I had thought that the Marvel Knights Animation motion comic series from Shout! Factory might be wrapping up after the four-volume Joss Whedon Astonishing X-Men releases. I was wrong.
Shout! Factory has just announced that Inhumans, based on the (out of print) comic by Paul Jenkins and Jae Lee with the same cover, will be out on DVD on April 23. List price is $14.97, same as previous Marvel Knights Animation releases, and the bonus feature is “A Look Back at The Inhumans with Eisner Award-winning writer Paul Jenkins, Marvel Chief Creative Officer Joe Quesada, and Supervising Producer Kalia Cheng”. Total running time is just over two hours. Here’s the provided synopsis:
The Inhumans have always been one of Marvel’s most enduring oddities. A race of genetic outsiders, they live secluded in their island kingdom of Attilan, preferring not to mix with the outside world. Even stranger, their genetic mutations are self-endowed; each Inhuman, as a coming-of-age ritual, endures exposure to the Terrigen Mists, a strange substance that imparts unearthly powers — some extraordinary, some monstrous.

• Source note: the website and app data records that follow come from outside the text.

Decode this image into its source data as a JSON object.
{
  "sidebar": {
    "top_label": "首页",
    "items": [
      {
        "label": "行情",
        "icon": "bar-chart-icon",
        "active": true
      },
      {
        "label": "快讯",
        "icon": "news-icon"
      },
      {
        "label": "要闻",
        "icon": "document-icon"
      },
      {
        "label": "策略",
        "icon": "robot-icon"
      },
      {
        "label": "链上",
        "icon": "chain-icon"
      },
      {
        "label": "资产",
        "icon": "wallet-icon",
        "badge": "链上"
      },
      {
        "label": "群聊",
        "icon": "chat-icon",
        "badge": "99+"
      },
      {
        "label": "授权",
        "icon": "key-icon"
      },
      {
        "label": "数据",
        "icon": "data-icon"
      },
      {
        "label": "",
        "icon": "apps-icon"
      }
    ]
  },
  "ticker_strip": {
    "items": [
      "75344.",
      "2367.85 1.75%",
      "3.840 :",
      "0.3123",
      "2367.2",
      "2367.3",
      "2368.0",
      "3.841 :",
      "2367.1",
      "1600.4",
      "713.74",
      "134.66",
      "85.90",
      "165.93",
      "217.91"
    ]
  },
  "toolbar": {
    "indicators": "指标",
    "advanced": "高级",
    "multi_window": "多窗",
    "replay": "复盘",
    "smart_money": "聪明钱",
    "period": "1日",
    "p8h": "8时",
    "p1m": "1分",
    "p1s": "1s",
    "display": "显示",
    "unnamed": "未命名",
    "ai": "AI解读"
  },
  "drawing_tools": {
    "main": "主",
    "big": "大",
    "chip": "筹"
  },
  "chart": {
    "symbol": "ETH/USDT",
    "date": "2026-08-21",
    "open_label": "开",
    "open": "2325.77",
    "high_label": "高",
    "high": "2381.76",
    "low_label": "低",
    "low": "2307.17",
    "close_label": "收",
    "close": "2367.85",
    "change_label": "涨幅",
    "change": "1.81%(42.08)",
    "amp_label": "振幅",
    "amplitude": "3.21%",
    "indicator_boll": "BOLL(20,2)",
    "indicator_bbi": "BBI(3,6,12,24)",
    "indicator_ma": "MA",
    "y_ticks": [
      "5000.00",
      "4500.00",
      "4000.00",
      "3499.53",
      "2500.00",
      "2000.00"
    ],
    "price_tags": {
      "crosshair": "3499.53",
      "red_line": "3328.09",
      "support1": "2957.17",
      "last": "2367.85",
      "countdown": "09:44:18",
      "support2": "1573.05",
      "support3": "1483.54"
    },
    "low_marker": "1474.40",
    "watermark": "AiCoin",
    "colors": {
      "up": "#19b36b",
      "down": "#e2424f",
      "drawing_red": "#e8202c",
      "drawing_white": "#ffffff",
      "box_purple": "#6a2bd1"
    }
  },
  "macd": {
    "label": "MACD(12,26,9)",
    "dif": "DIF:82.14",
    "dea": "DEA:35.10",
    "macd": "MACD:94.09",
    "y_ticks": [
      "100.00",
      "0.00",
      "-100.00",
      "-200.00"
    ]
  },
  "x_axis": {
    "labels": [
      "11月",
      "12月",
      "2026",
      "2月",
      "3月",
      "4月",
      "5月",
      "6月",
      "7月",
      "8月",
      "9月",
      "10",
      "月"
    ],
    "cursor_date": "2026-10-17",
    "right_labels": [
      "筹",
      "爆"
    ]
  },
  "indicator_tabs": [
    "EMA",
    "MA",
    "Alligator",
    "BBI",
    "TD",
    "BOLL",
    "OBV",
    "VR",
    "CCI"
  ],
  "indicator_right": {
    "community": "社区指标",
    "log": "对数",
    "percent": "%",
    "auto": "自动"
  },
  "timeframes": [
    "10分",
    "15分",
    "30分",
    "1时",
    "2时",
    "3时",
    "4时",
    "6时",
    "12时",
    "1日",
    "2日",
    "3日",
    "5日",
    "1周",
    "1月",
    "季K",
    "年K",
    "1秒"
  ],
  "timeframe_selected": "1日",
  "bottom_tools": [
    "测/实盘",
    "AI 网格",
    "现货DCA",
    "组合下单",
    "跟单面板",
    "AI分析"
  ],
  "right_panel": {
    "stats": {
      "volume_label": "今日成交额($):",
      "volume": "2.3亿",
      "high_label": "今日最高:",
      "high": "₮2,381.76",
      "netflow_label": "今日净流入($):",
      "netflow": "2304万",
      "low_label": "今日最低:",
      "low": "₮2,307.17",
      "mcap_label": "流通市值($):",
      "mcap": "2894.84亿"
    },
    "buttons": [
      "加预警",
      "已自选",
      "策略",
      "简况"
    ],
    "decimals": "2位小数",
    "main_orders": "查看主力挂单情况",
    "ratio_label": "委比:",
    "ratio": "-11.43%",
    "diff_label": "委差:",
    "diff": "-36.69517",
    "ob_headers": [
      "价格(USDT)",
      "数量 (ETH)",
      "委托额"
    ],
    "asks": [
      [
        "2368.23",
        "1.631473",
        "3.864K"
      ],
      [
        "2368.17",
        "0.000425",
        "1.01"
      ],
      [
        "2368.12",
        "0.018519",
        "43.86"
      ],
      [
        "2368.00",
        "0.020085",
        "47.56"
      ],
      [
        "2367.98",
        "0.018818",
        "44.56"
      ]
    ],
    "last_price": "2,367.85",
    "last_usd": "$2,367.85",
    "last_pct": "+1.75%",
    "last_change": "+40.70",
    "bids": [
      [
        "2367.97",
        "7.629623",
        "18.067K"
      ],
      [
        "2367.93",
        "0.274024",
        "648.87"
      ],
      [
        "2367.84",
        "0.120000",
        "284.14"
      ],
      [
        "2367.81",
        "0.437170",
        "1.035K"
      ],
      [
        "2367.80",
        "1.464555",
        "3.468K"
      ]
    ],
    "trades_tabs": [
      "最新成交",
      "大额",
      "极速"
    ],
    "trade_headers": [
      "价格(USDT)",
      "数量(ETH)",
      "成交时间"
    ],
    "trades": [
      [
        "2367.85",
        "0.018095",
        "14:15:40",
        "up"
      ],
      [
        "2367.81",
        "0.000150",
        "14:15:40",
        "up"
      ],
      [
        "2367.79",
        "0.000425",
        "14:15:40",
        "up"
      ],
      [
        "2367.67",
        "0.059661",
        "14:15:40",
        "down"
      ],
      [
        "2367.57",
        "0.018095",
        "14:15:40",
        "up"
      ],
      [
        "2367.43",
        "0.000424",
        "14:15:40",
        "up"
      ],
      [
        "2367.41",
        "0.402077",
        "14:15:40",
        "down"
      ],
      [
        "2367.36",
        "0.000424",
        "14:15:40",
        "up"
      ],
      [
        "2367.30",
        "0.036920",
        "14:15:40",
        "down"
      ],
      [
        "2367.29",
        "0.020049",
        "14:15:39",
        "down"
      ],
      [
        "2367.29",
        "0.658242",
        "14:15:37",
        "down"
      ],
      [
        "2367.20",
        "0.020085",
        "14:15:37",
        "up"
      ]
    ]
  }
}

But now the kingdom of Attilan is under attack from without and within. Can the Royal Family, led by Black Bolt, repel the foreign invaders who blast at their outer defense, as well as the internal threat of Black Bolt’s insane brother, Maximus the Mad?
This popular series takes a classic Marvel cast of characters, and infuses it with a modern sensibility that includes international politics and an awareness of class systems.
As Kevin Melrose notes at Robot 6,
While a 15-year-old series — rather than, say, something from the Avengers or Iron Man stables — may seem an unusual choice to receive the motion-comic treatment, it’s probably worth noting that Marvel Studios is gearing up for Phase Three of its cinematic universe, one that will include some of the company’s more offbeat properties… An Inhumans movie was confirmed in October 2011 as part of the studio’s agenda, and the third phase that begins in 2015 seems as likely a home for the project as any.
Whether testing the waters or getting tie-in product out early, that’s part of the Disney way — sell the same characters in as many venues as possible.